Franklin also explained the new birth and the necessity of turning from sin. “The new birth is not a change in your body. It’s a spiritual birth. It’s a new direction of your life. You may ask, ‘What do I have to do? I’m guilty of sin, I know that. The guilt and this shame, I want to be set free from all of it, but I don’t think God will forgive me. You don’t understand all that I have done.’
“But when Jesus Christ went to the cross He took your sins,” Franklin said. “He is the only One in history to take your sins–to pay the debt of sin in your place. Buddha didn’t die for your sins. No other person has paid the debt of sin, but Jesus did. … You are coming to God through faith in His Son Jesus Christ. You have to reject all other gods and take Christ by faith. Will you do that?”
Taking Care of ‘New Babies’ Together
Over three days, more than 1,700 people responded to the call to make a commitment to Jesus Christ.
After hearing Franklin say that ancestral worship is sin, one woman said she wanted her sins to be forgiven. Through tears she committed her life to Christ. Because the butsadon in her family’s home belongs to the eldest man, she does not have the authority to remove it, but she can refuse to bow down to it.

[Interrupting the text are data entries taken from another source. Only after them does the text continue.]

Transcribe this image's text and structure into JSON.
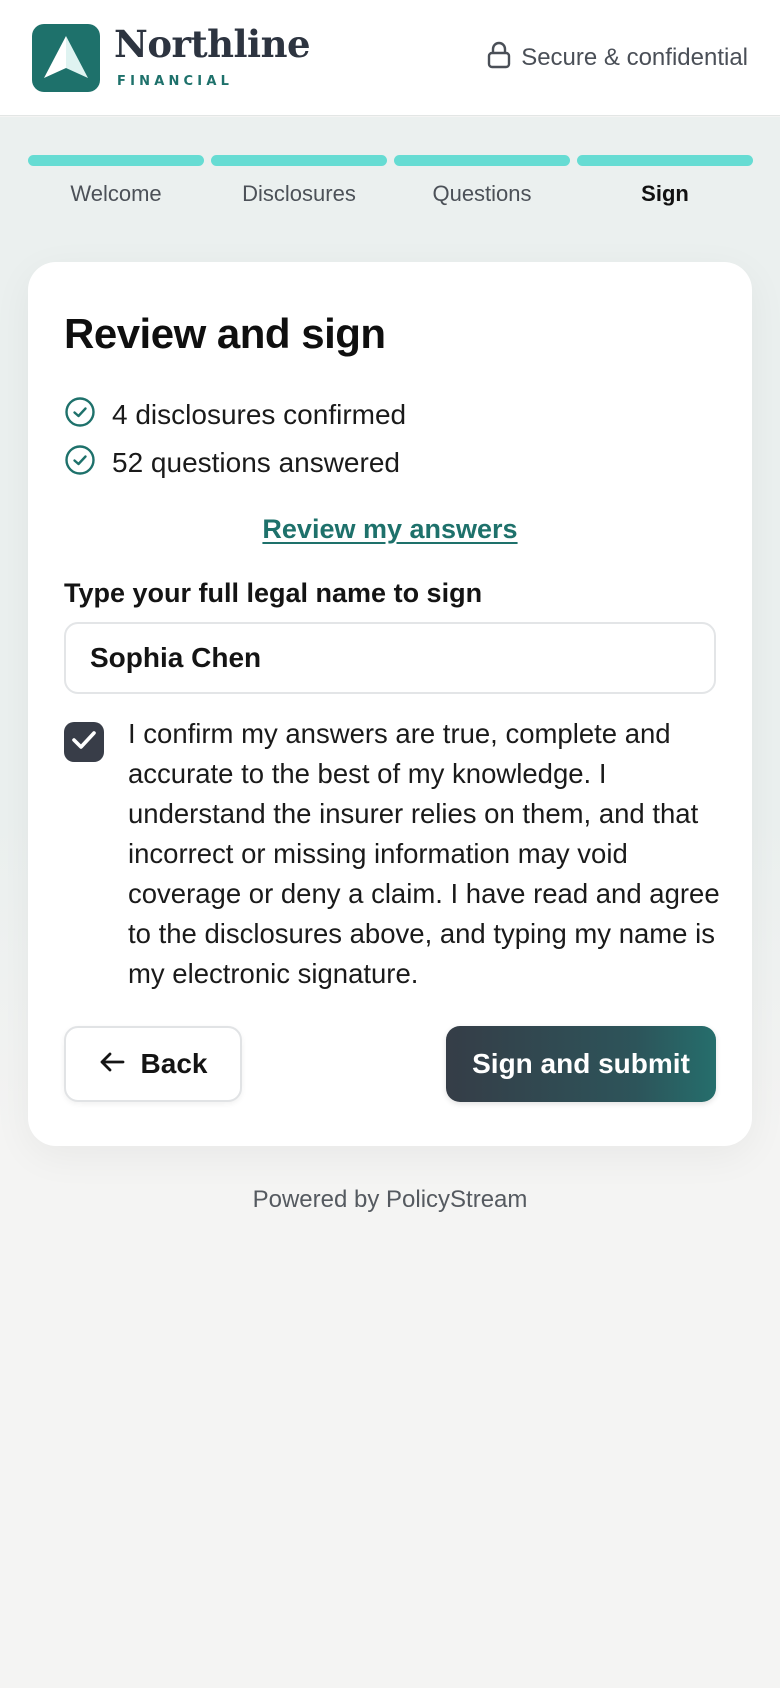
{
  "header": {
    "brand_name": "Northline",
    "brand_sub": "FINANCIAL",
    "secure_label": "Secure & confidential"
  },
  "steps": [
    {
      "label": "Welcome",
      "active": false
    },
    {
      "label": "Disclosures",
      "active": false
    },
    {
      "label": "Questions",
      "active": false
    },
    {
      "label": "Sign",
      "active": true
    }
  ],
  "card": {
    "title": "Review and sign",
    "summary": [
      "4 disclosures confirmed",
      "52 questions answered"
    ],
    "review_link": "Review my answers",
    "name_label": "Type your full legal name to sign",
    "name_value": "Sophia Chen",
    "confirm_checked": true,
    "confirm_text": "I confirm my answers are true, complete and accurate to the best of my knowledge. I understand the insurer relies on them, and that incorrect or missing information may void coverage or deny a claim. I have read and agree to the disclosures above, and typing my name is my electronic signature.",
    "back_label": "Back",
    "submit_label": "Sign and submit"
  },
  "footer": {
    "text": "Powered by PolicyStream"
  },
  "colors": {
    "brand": "#1e716b",
    "progress": "#66dcd3",
    "dark": "#383d48"
  }
}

A family of three also wanted to begin living for Christ: an American father, an Okinawan mother and their 9-year-old son. A Japanese counselor spoke with the wife, an American counselor with the father. The boy told his English-speaking counselor that he had felt Jesus calling him forward. The boy’s excitement built as he learned more about God’s promise of salvation. He was eager to pray.

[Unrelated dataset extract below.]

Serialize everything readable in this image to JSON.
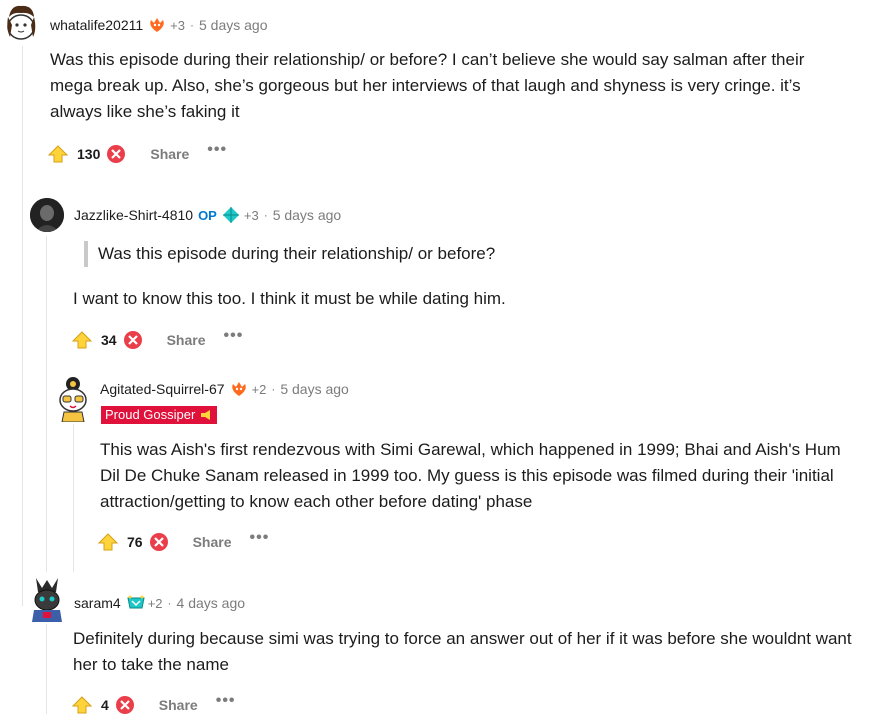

“I have only experienced seeing pure joy on someone’s face a few times in my life, and this was one of them,” said his counselor. “The immense joy I saw fill this boy told me that Jesus was truly with him. It took a lot to hold back my tears.” The counselor asked if the boy wanted to high five or hug, and the boy gave him a big hug. Since then the two have spoken on the phone, and the boy said he has spent every recess time reading the literature his counselor gave him.

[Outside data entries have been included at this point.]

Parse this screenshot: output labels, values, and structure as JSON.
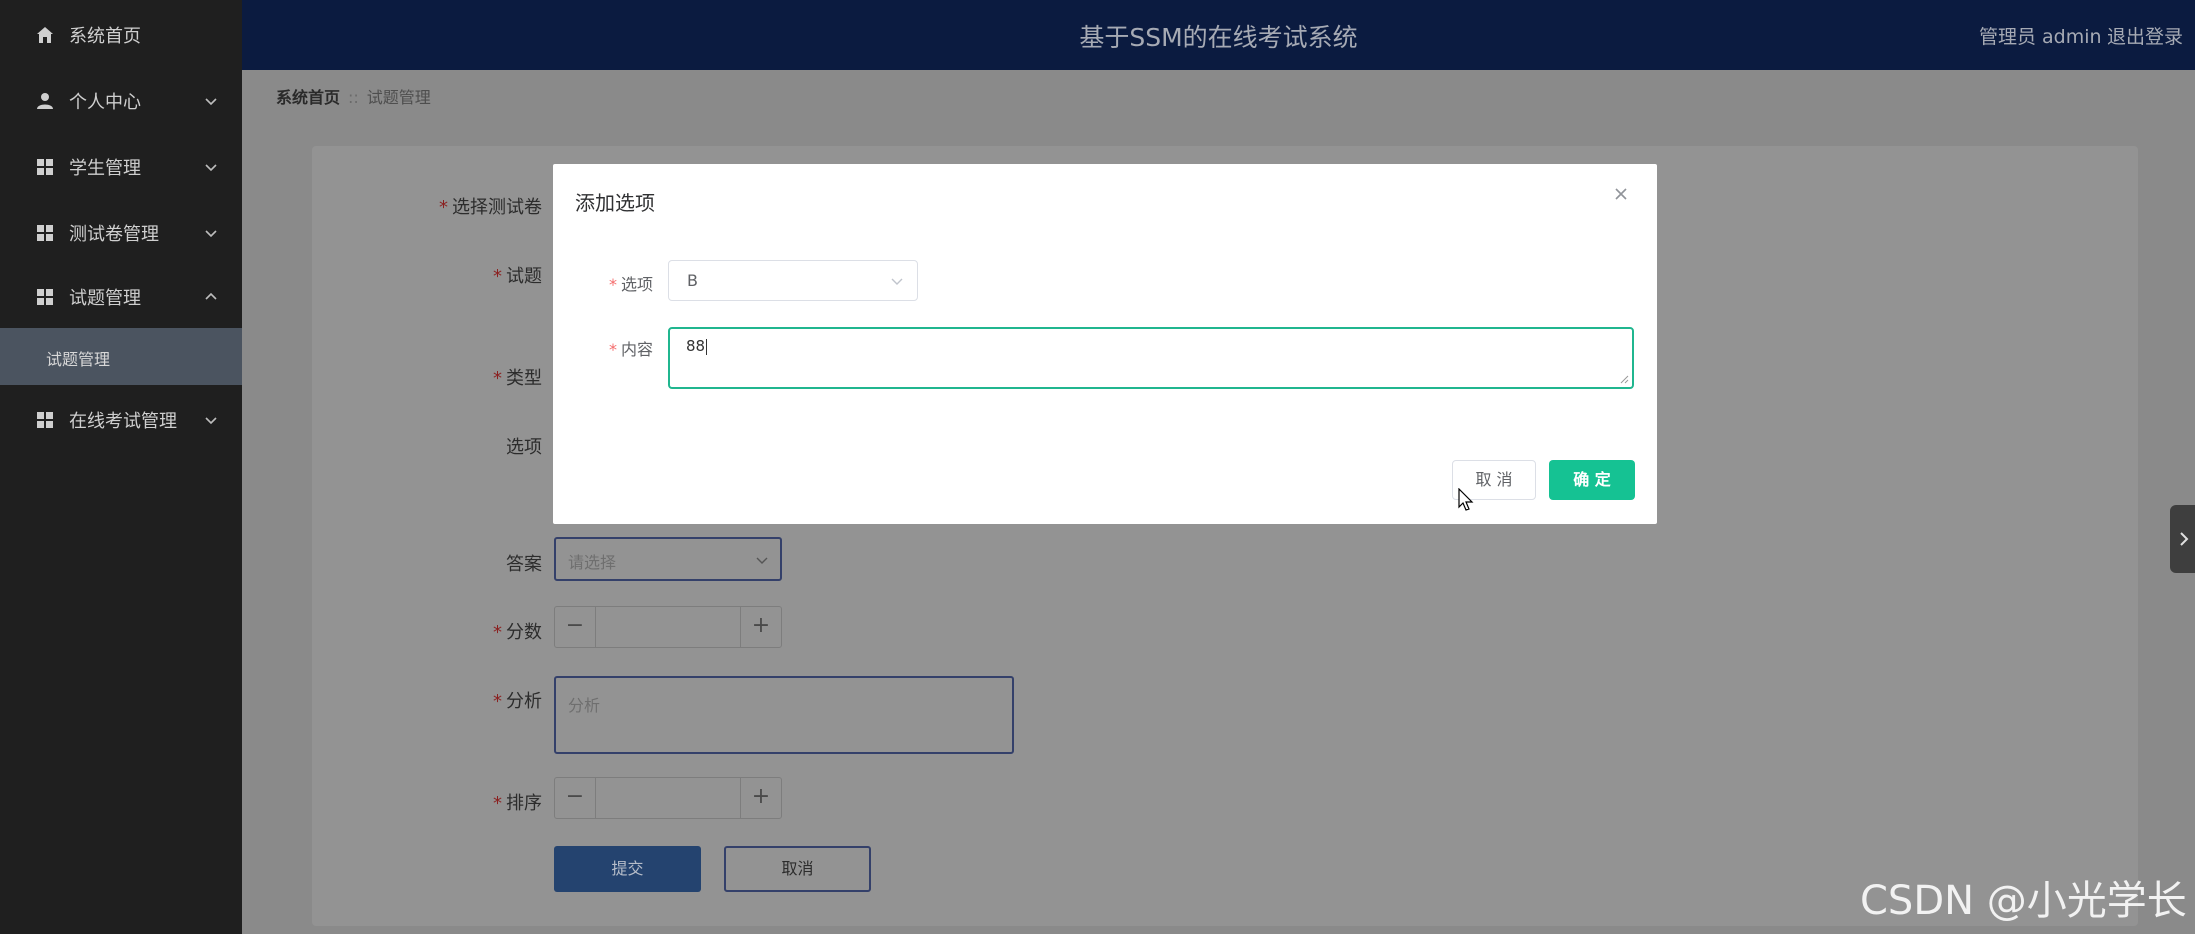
{
  "app_title": "基于SSM的在线考试系统",
  "header": {
    "user": "管理员 admin",
    "logout": "退出登录"
  },
  "sidebar": {
    "items": [
      {
        "label": "系统首页",
        "icon": "home-icon"
      },
      {
        "label": "个人中心",
        "icon": "user-icon"
      },
      {
        "label": "学生管理",
        "icon": "grid-icon"
      },
      {
        "label": "测试卷管理",
        "icon": "grid-icon"
      },
      {
        "label": "试题管理",
        "icon": "grid-icon",
        "expanded": true
      },
      {
        "label": "在线考试管理",
        "icon": "grid-icon"
      }
    ],
    "submenu": {
      "label": "试题管理"
    }
  },
  "breadcrumb": {
    "home": "系统首页",
    "separator": "::",
    "current": "试题管理"
  },
  "form": {
    "labels": {
      "paper": "选择测试卷",
      "question": "试题",
      "type": "类型",
      "options": "选项",
      "answer": "答案",
      "score": "分数",
      "analysis": "分析",
      "order": "排序"
    },
    "answer_placeholder": "请选择",
    "analysis_placeholder": "分析",
    "stepper": {
      "minus": "−",
      "plus": "+"
    },
    "submit": "提交",
    "cancel": "取消"
  },
  "modal": {
    "title": "添加选项",
    "option_label": "选项",
    "option_value": "B",
    "content_label": "内容",
    "content_value": "88",
    "cancel": "取 消",
    "confirm": "确 定"
  },
  "watermark": "CSDN @小光学长",
  "colors": {
    "header_bg": "#0b1b40",
    "sidebar_bg": "#1f1f1f",
    "accent": "#15c293",
    "required": "#f56c6c"
  }
}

Some American counselors stepped out of their comfort zones to counsel Japanese inquirers, using broken Japanese and gestures. Holding their English versions of the counseling materials alongside the Japanese versions, the counselors led the inquirers through the information that detailed a relationship with Christ. The Japanese inquirers signaled their understanding with nods, and the conversations sometimes concluded with a hug after the prayer, as inquirer and counselor both acknowledged they clearly understood what had just happened.
Christians realize the work ahead of them now, discipling a 15 percent addition to the church community, including many with no previous foundation of Christianity. But Tamotsu Uchimura, the interpreter for Franklin Graham and pastor of New Life Chapel, was euphoric as the Festival concluded and people filtered off the field. “We will be busy to take care of the new babies,” he said, referring to those who had responded to the call to commit their lives to Christ. Despite the differences in language, culture and strategy, the Japanese and American Christians had come together for the sake of Christ. “It is almost like we are husband and wife–the Okinawans and the Americans,” said Uchimura. “And once we are married … God does not want divorce.”
The day after the Festival ended, Jenny Hall recalled the image of hundreds of people standing before the platform each evening to commit their lives to Christ. “Their families will no longer want them at family functions, and they will not be welcome at funerals,” she says, her eyes filling with tears. “They are breaking molds to even consider Christianity.” ©2006 Billy Graham Evangelistic Association